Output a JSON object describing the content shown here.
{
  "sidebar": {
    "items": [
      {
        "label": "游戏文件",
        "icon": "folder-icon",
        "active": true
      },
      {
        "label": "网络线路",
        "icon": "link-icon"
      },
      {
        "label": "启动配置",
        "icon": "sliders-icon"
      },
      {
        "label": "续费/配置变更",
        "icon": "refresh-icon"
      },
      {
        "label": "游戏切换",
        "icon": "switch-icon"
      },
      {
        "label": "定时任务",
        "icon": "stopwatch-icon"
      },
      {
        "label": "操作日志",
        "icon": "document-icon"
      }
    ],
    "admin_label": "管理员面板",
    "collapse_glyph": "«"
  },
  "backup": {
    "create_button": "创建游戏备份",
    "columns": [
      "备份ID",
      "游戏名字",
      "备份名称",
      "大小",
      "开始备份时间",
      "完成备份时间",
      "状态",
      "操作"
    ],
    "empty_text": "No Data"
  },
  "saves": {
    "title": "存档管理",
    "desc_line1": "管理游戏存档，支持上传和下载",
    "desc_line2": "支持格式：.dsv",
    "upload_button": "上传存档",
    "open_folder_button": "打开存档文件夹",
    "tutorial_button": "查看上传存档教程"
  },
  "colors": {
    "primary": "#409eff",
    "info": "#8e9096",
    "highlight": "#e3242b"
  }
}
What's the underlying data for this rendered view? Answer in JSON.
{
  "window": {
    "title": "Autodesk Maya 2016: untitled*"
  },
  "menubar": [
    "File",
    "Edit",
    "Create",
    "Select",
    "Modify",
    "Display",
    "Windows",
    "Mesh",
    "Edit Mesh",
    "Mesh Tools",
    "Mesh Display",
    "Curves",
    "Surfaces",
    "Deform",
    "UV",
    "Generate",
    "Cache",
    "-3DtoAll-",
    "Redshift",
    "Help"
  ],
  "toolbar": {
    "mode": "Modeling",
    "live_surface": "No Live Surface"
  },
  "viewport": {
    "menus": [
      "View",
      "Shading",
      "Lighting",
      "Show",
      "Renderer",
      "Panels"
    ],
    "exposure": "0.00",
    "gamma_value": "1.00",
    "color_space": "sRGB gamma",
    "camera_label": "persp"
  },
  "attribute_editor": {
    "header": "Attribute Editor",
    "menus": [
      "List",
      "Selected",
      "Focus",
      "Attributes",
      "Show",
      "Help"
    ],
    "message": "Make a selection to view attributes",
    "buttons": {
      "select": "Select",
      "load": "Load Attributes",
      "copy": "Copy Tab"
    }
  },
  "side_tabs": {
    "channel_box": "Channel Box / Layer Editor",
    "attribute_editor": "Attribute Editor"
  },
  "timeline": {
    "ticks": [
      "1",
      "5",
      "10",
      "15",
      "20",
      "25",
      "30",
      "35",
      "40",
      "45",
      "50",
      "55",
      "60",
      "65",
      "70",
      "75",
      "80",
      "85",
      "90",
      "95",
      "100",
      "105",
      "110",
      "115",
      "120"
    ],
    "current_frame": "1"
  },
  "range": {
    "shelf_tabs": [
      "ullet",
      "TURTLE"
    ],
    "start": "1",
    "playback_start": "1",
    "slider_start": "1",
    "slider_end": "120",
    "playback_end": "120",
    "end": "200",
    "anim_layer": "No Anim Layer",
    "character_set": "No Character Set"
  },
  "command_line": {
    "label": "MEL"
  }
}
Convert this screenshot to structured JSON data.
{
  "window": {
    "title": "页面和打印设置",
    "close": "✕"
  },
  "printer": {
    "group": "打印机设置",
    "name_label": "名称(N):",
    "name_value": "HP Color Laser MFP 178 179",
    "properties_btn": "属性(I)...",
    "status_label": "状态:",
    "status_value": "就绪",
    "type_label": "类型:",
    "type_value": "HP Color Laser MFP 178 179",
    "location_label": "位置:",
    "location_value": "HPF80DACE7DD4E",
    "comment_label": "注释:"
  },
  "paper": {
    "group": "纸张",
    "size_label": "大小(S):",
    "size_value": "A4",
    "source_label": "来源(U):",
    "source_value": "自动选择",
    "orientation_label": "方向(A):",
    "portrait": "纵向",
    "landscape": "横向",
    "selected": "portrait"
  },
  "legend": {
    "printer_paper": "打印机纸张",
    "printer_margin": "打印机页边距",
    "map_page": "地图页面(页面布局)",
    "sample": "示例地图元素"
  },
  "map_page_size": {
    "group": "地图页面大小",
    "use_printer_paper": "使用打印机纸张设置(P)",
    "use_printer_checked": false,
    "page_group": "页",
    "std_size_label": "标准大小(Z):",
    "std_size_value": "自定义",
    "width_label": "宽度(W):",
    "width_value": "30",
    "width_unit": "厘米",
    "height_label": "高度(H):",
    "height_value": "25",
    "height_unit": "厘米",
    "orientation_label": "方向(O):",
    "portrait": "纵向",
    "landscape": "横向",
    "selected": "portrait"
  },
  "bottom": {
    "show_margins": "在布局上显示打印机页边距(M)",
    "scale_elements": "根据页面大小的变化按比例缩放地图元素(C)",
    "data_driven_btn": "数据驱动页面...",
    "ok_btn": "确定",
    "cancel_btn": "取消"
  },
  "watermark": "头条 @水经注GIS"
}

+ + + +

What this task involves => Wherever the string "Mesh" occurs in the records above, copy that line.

Result below =>
    "Mesh",
    "Edit Mesh",
    "Mesh Tools",
    "Mesh Display",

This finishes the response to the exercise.